The Fine Shepherd and the Sheepfolds
JESUS SPEAKS OF THE FINE SHEPHERD AND THE SHEEPFOLDS
As Jesus continues teaching in Judea, he now draws on something that his listeners can easily picture—sheep and sheepfolds. But he is speaking illustratively. The Jews may recall David’s words: “Jehovah is my Shepherd. I will lack nothing. In grassy pastures he makes me lie down.” (Psalm 23:1, 2) In another psalm, David invited the nation: “Let us kneel before Jehovah our Maker. For he is our God, and we are the people of his pasture.” (Psalm 95:6, 7) Yes, the Israelites under the Law were long likened to a flock of sheep.
These “sheep” have been in a “sheepfold” in that they were born under the Mosaic Law covenant. The Law served as a fence, separating them from the corrupting practices of people not under this arrangement. Some Israelites, however, mistreated God’s flock. Jesus states: “Most truly I say to you, the one who does not enter into the sheepfold through the door but climbs in by another way, that one is a thief and a plunderer. But the one who enters through the door is the shepherd of the sheep.”—John 10:1, 2.
The people may think of men who have claimed to be the Messiah, or Christ. These are like thieves and plunderers. The people should not follow such impostors. Rather, they should follow “the shepherd of the sheep,” about whom Jesus says:
“The doorkeeper opens to this one, and the sheep listen to his voice. He calls his own sheep by name and leads them out. When he has brought all his own out, he goes ahead of them, and the sheep follow him, because they know his voice. They will by no means follow a stranger but will flee from him, because they do not know the voice of strangers.”—John 10:3-5.
Earlier, John the Baptist, like a doorkeeper, identified Jesus as the one whom those symbolic sheep under the Law should follow. And some sheep, in Galilee and right here in Judea, have recognized Jesus’ voice. To where would he ‘lead them out’? And what would result from following him? Some hearing this illustration may wonder, because ‘they do not understand what he is saying to them.’—John 10:6.
Jesus explains: “Most truly I say to you, I am the door for the sheep. All those who have come in place of me are thieves and plunderers; but the sheep have not listened to them. I am the door; whoever enters through me will be saved, and that one will go in and out and find pasturage.”—John 10:7-9.
Clearly, Jesus is introducing something new. His listeners know that he is not the door to the Law covenant, which has existed for centuries. So he must be saying that the sheep he ‘leads out’ are to enter another sheepfold. With what result?

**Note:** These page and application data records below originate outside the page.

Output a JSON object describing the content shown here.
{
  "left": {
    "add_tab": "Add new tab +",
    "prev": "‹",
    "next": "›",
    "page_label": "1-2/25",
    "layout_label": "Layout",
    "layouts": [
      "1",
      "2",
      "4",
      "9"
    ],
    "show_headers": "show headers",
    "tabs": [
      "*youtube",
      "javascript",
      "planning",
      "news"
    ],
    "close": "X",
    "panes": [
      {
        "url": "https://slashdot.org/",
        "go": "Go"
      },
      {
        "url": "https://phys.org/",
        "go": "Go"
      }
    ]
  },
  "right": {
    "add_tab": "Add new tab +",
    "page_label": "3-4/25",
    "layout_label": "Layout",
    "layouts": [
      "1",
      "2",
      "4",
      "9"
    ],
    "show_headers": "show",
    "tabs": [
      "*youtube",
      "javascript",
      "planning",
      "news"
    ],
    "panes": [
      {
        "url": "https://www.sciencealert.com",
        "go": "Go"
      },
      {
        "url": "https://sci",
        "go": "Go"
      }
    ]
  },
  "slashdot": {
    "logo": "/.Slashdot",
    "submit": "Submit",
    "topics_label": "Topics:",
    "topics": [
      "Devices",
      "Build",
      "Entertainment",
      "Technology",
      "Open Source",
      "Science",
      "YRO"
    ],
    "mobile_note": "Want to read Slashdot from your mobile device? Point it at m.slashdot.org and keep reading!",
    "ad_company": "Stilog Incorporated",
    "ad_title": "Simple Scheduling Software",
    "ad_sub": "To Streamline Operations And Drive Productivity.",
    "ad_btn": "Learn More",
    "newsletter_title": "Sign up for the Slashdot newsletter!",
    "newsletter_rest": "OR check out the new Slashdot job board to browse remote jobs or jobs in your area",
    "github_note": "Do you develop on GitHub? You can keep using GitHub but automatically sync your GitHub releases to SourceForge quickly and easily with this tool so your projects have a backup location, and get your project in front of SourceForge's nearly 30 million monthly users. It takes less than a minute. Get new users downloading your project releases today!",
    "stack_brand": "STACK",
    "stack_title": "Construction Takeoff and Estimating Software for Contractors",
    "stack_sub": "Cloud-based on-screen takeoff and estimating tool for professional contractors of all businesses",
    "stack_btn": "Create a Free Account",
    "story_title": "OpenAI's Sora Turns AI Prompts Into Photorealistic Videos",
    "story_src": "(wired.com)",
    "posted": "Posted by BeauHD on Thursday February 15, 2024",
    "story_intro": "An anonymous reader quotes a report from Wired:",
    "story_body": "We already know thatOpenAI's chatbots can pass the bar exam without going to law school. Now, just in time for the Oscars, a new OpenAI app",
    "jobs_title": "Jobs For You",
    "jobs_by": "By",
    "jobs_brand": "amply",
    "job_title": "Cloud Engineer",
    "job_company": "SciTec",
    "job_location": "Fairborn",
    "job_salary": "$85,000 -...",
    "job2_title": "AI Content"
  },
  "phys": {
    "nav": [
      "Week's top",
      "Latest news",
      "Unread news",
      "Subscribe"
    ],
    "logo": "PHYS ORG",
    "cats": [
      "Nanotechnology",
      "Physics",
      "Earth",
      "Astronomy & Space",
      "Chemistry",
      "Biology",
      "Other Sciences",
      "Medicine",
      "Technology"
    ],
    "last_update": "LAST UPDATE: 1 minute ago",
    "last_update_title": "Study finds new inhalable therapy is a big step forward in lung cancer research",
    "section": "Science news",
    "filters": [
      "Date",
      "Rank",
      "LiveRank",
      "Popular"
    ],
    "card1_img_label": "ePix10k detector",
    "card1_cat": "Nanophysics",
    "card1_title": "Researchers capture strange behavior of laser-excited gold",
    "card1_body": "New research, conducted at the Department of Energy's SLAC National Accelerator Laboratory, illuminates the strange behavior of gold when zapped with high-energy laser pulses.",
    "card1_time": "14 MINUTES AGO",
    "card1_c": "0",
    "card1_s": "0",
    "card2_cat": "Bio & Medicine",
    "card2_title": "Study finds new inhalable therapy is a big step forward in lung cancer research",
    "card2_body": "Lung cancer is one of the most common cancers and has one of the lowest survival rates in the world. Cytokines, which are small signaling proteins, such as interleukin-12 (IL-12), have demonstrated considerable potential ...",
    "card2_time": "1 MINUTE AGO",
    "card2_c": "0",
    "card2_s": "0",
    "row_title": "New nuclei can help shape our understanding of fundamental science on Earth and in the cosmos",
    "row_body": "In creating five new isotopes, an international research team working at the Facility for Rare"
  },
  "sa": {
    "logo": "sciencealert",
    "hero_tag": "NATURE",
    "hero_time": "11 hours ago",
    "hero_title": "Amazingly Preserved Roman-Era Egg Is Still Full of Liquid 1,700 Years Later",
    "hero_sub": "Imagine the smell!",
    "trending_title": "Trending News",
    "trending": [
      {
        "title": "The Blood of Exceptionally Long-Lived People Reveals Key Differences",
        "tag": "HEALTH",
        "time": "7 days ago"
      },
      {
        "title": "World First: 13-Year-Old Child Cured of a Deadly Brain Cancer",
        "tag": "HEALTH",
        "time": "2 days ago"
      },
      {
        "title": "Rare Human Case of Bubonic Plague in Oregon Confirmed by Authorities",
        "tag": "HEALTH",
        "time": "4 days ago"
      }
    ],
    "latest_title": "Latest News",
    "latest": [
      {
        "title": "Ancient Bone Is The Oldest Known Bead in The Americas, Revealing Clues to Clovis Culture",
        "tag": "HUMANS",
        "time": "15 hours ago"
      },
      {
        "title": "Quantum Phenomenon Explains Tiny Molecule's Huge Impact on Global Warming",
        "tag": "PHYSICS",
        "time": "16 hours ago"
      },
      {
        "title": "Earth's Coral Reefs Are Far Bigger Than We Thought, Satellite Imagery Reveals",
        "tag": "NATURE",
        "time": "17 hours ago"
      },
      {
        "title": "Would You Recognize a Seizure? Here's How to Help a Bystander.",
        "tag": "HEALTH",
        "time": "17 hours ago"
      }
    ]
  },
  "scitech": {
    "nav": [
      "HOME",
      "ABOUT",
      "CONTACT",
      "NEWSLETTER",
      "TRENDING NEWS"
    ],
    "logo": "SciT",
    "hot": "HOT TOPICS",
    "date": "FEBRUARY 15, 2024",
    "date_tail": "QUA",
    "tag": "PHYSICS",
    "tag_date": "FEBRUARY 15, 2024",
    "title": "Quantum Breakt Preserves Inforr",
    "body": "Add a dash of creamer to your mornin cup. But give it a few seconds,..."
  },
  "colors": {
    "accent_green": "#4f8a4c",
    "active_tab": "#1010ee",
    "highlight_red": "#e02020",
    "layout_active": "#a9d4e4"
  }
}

Further explaining his role, Jesus says: “I have come that they may have life and have it in abundance. I am the fine shepherd; the fine shepherd surrenders his life in behalf of the sheep.” (John 10:10, 11) Jesus had earlier comforted his disciples by saying: “Have no fear, little flock, for your Father has approved of giving you the Kingdom.” (Luke 12:32) Indeed, those who make up the “little flock” are ones Jesus will lead into a new sheepfold, so that they may “have life and have it in abundance.” What a blessing to be part of that flock!
Jesus does not end the matter there, though. He observes: “I have other sheep, which are not of this fold; those too I must bring in, and they will listen to my voice, and they will become one flock, one shepherd.” (John 10:16) These “other sheep” are “not of this fold.” Hence, they must be of yet another fold, different from the “little flock” who will inherit the Kingdom. These two folds, or pens of sheep, have different destinies. Still, the sheep in both folds will benefit from Jesus’ role. He says: “This is why the Father loves me, because I surrender my life.”—John 10:17.
Many of the crowd respond: “He has a demon and is out of his mind.” Yet others show that they are listening with interest and are inclined to follow the Fine Shepherd. They say: “These are not the sayings of a demonized man. A demon cannot open blind people’s eyes, can it?” (John 10:20, 21) They evidently are referring to Jesus’ earlier curing of the man born blind.